Prompt:
Where does "name" occur in the listing? Copy every line that holds it.
### Provided entries ###
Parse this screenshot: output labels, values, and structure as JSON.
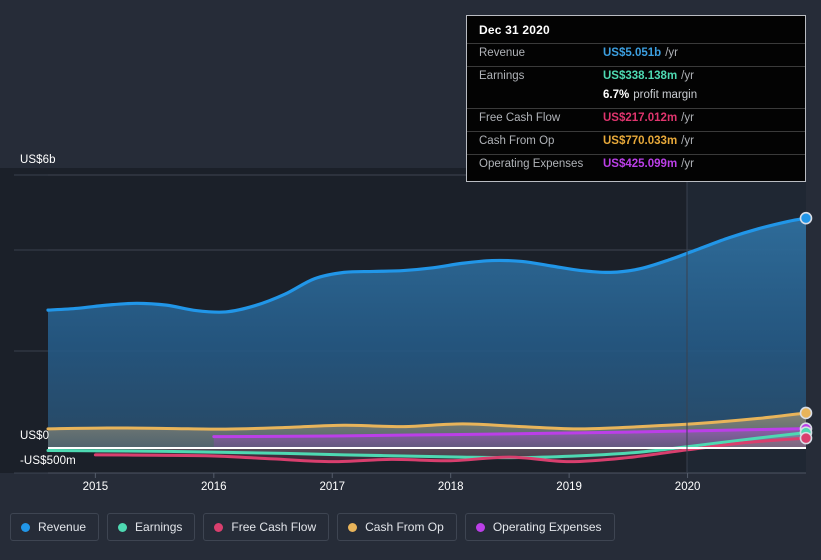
{
  "chart_data": {
    "type": "area",
    "title": "",
    "xlabel": "",
    "ylabel": "",
    "currency": "USD",
    "grid": true,
    "legend_position": "bottom",
    "y_axis": {
      "labels": [
        "US$6b",
        "US$0",
        "-US$500m"
      ],
      "max_label": "US$6b",
      "zero_label": "US$0",
      "min_label": "-US$500m",
      "ylim": [
        -500000000,
        6000000000
      ],
      "gridline_values": [
        6000000000,
        4500000000,
        2500000000,
        0,
        -500000000
      ]
    },
    "x_axis": {
      "tick_labels": [
        "2015",
        "2016",
        "2017",
        "2018",
        "2019",
        "2020"
      ],
      "tick_values": [
        2015,
        2016,
        2017,
        2018,
        2019,
        2020
      ]
    },
    "forecast_divider_label": "2020",
    "series": [
      {
        "name": "Revenue",
        "color": "#2196e8",
        "unit": "US$",
        "x": [
          2014.6,
          2014.85,
          2015.1,
          2015.35,
          2015.6,
          2015.85,
          2016.1,
          2016.35,
          2016.6,
          2016.85,
          2017.1,
          2017.35,
          2017.6,
          2017.85,
          2018.1,
          2018.35,
          2018.6,
          2018.85,
          2019.1,
          2019.35,
          2019.6,
          2019.85,
          2020.1,
          2020.35,
          2020.6,
          2020.85,
          2021.0
        ],
        "values": [
          3.03,
          3.07,
          3.14,
          3.18,
          3.14,
          3.02,
          2.99,
          3.13,
          3.38,
          3.72,
          3.86,
          3.88,
          3.9,
          3.96,
          4.06,
          4.12,
          4.1,
          4.0,
          3.9,
          3.86,
          3.94,
          4.14,
          4.38,
          4.62,
          4.82,
          4.98,
          5.051
        ],
        "value_unit": "billions",
        "end_value_label": "US$5.051b"
      },
      {
        "name": "Earnings",
        "color": "#4ed9b2",
        "unit": "US$",
        "x": [
          2014.6,
          2015.1,
          2015.6,
          2016.1,
          2016.6,
          2017.1,
          2017.6,
          2018.1,
          2018.6,
          2019.1,
          2019.6,
          2020.1,
          2020.6,
          2021.0
        ],
        "values": [
          -55,
          -62,
          -74,
          -95,
          -118,
          -150,
          -175,
          -200,
          -210,
          -170,
          -90,
          60,
          220,
          338.138
        ],
        "value_unit": "millions",
        "end_value_label": "US$338.138m"
      },
      {
        "name": "Free Cash Flow",
        "color": "#d93f6e",
        "unit": "US$",
        "x": [
          2015.0,
          2015.5,
          2016.0,
          2016.5,
          2017.0,
          2017.5,
          2018.0,
          2018.5,
          2019.0,
          2019.5,
          2020.0,
          2020.5,
          2021.0
        ],
        "values": [
          -150,
          -160,
          -175,
          -240,
          -300,
          -250,
          -280,
          -200,
          -300,
          -210,
          -40,
          120,
          217.012
        ],
        "value_unit": "millions",
        "end_value_label": "US$217.012m"
      },
      {
        "name": "Cash From Op",
        "color": "#e8b45a",
        "unit": "US$",
        "x": [
          2014.6,
          2015.1,
          2015.6,
          2016.1,
          2016.6,
          2017.1,
          2017.6,
          2018.1,
          2018.6,
          2019.1,
          2019.6,
          2020.1,
          2020.6,
          2021.0
        ],
        "values": [
          420,
          440,
          430,
          415,
          450,
          500,
          470,
          530,
          470,
          420,
          470,
          540,
          650,
          770.033
        ],
        "value_unit": "millions",
        "end_value_label": "US$770.033m"
      },
      {
        "name": "Operating Expenses",
        "color": "#bb3fe8",
        "unit": "US$",
        "x": [
          2016.0,
          2016.5,
          2017.0,
          2017.5,
          2018.0,
          2018.5,
          2019.0,
          2019.5,
          2020.0,
          2020.5,
          2021.0
        ],
        "values": [
          250,
          255,
          265,
          280,
          295,
          310,
          330,
          350,
          375,
          400,
          425.099
        ],
        "value_unit": "millions",
        "end_value_label": "US$425.099m"
      }
    ]
  },
  "tooltip": {
    "title": "Dec 31 2020",
    "rows": [
      {
        "label": "Revenue",
        "value": "US$5.051b",
        "unit": "/yr",
        "color": "#3c9fe0"
      },
      {
        "label": "Earnings",
        "value": "US$338.138m",
        "unit": "/yr",
        "color": "#4ed9b2"
      },
      {
        "label": "",
        "value": "6.7%",
        "unit": "profit margin",
        "color": "#ffffff"
      },
      {
        "label": "Free Cash Flow",
        "value": "US$217.012m",
        "unit": "/yr",
        "color": "#e0356e"
      },
      {
        "label": "Cash From Op",
        "value": "US$770.033m",
        "unit": "/yr",
        "color": "#e8a93a"
      },
      {
        "label": "Operating Expenses",
        "value": "US$425.099m",
        "unit": "/yr",
        "color": "#bb3fe8"
      }
    ]
  },
  "legend": {
    "items": [
      {
        "label": "Revenue",
        "color": "#2196e8"
      },
      {
        "label": "Earnings",
        "color": "#4ed9b2"
      },
      {
        "label": "Free Cash Flow",
        "color": "#d93f6e"
      },
      {
        "label": "Cash From Op",
        "color": "#e8b45a"
      },
      {
        "label": "Operating Expenses",
        "color": "#bb3fe8"
      }
    ]
  },
  "axis": {
    "y_top": "US$6b",
    "y_zero": "US$0",
    "y_min": "-US$500m",
    "x_ticks": [
      "2015",
      "2016",
      "2017",
      "2018",
      "2019",
      "2020"
    ]
  }
}
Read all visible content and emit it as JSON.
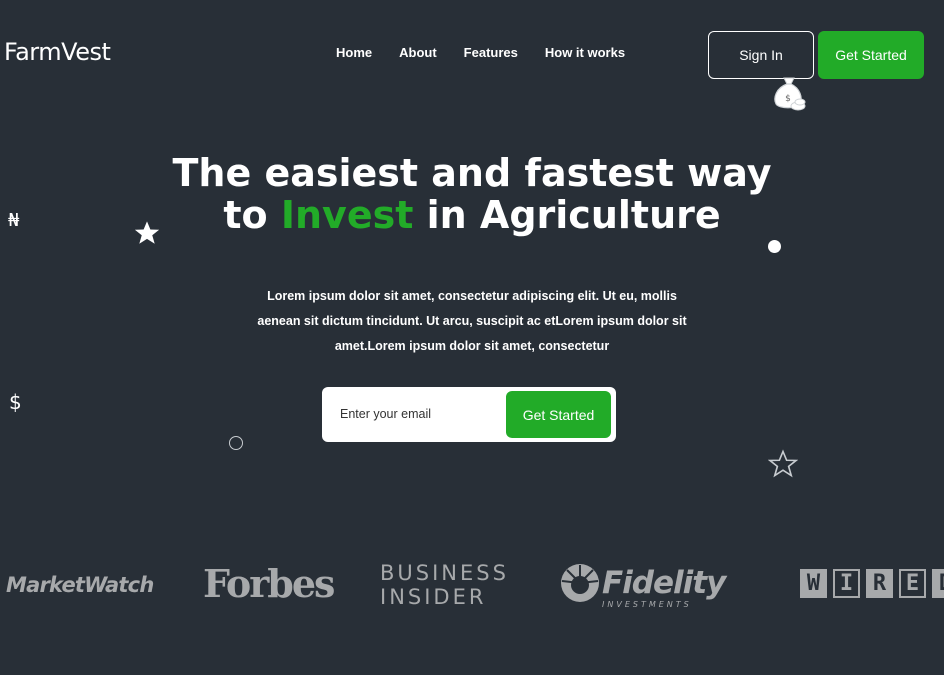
{
  "brand": {
    "name": "FarmVest"
  },
  "nav": {
    "items": [
      {
        "label": "Home"
      },
      {
        "label": "About"
      },
      {
        "label": "Features"
      },
      {
        "label": "How it works"
      }
    ]
  },
  "header": {
    "sign_in_label": "Sign In",
    "get_started_label": "Get Started"
  },
  "hero": {
    "title_line1": "The easiest and fastest way",
    "title_line2_prefix": "to ",
    "title_line2_accent": "Invest",
    "title_line2_suffix": " in Agriculture",
    "description": "Lorem ipsum dolor sit amet, consectetur adipiscing elit. Ut eu, mollis aenean sit dictum tincidunt. Ut arcu, suscipit ac etLorem ipsum dolor sit amet.Lorem ipsum dolor sit amet, consectetur"
  },
  "signup": {
    "email_placeholder": "Enter your email",
    "button_label": "Get Started"
  },
  "decorations": {
    "naira_symbol": "₦",
    "dollar_symbol": "$"
  },
  "press_logos": {
    "marketwatch": "MarketWatch",
    "forbes": "Forbes",
    "business_insider_line1": "BUSINESS",
    "business_insider_line2": "INSIDER",
    "fidelity": "Fidelity",
    "fidelity_sub": "INVESTMENTS",
    "wired_letters": [
      "W",
      "I",
      "R",
      "E",
      "D"
    ]
  },
  "colors": {
    "background": "#282f37",
    "accent": "#22ab28",
    "logo_gray": "#a7a9ab"
  }
}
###
Result:
        "name": "Revenue",
        "name": "Earnings",
        "name": "Free Cash Flow",
        "name": "Cash From Op",
        "name": "Operating Expenses",
    "name": "FarmVest"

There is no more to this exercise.